  27. Scheduled services Command Line Interface (CLI) User Interface (UI) Scheduler

    API Cloud Run Cloud Scheduler
  28. Services part of async tasks Cloud Tasks user_registration user_levelcompleted user_inapppurchase

    user_statechange Daily activity metrics service User profile service Payment processing service Game state service
  29. An app modernization story Monolith to microservices with .NET Core,

    containers and Cloud Run
  30. Stage 0: Prototype (Late 2015) Reader Transformer Web API ASP.NET

    (4.6) Windows app on IIS hosting +Worked, easy to understand and deploy, cheap -Too much coupling, bad DevEx (FTP to see logs!), no redundancy, no persistence, no resilience
  31. Stage 1: Lift & Shift (2016/2017) Deploy to Compute Engine

    on Google Cloud +Easy to move, redundancy, load-balancing, possiblity of autoscaling, better DevEx with Stackdriver logging, VM snapshots etc. -Expensive Compute Engine Compute Engine Cloud Load Balancer
  32. Stage 2: Containarization (Early 2019) Re-write in ASP.NET Core (2.2),

    containerize w/ Docker & deploy to App Engine Flex (Linux) +Windows license fees out, hassle-free autoscaling, revision management -Still VM based (expensive), slow deploys App Engine
  33. Stage 3: Serverless (Mid 2019) Update to ASP.NET Core (3.0)

    & deploy to Cloud Run + Serverless billing (no more VMs), much cheaper, awesome DevEx (fast deploys, integrated logging, etc.) - Cold starts Cloud Run
  34. Stage 4: Monolith to microservices (Early 2020) Cloud Scheduler Reader

    (Private) Cloud Pub/Sub Cloud Storage Converter (Private) Web (Public) Cloud Firestore
  35. Stage 4: Monolith to microservices (Early 2020) Update to ASP.NET

    Core (3.1) & decompose to 3 microservices, introduce persistence + Loosely coupled architecture, ability to update individual pieces (eg. Converter), ability to use different languages, better utilization, persistence - Many moving parts, more expensive
  36. Lessons Learned • Transformation does not have to be all

    or nothing • Even simple lift & shift can have huge benefits • Non-optimal solutions can be a stepping stone to more optimal solutions • Monolith decomposition is hard!
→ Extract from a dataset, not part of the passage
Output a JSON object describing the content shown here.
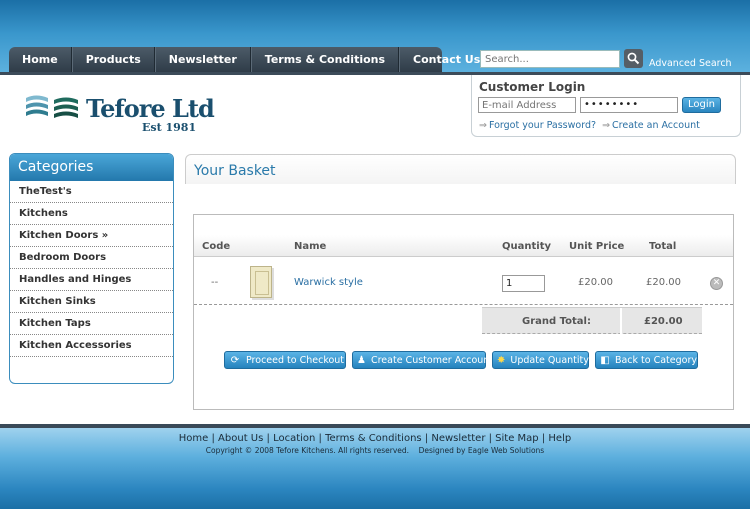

Need a good reason beyond separation of concerns
  37. @meteatamel github.com/meteatamel/knative-tutorial knative.dev github.com/meteatamel/cloudrun-tutorial cloud.google.com/run github.com/meteatamel/amathus Thank you!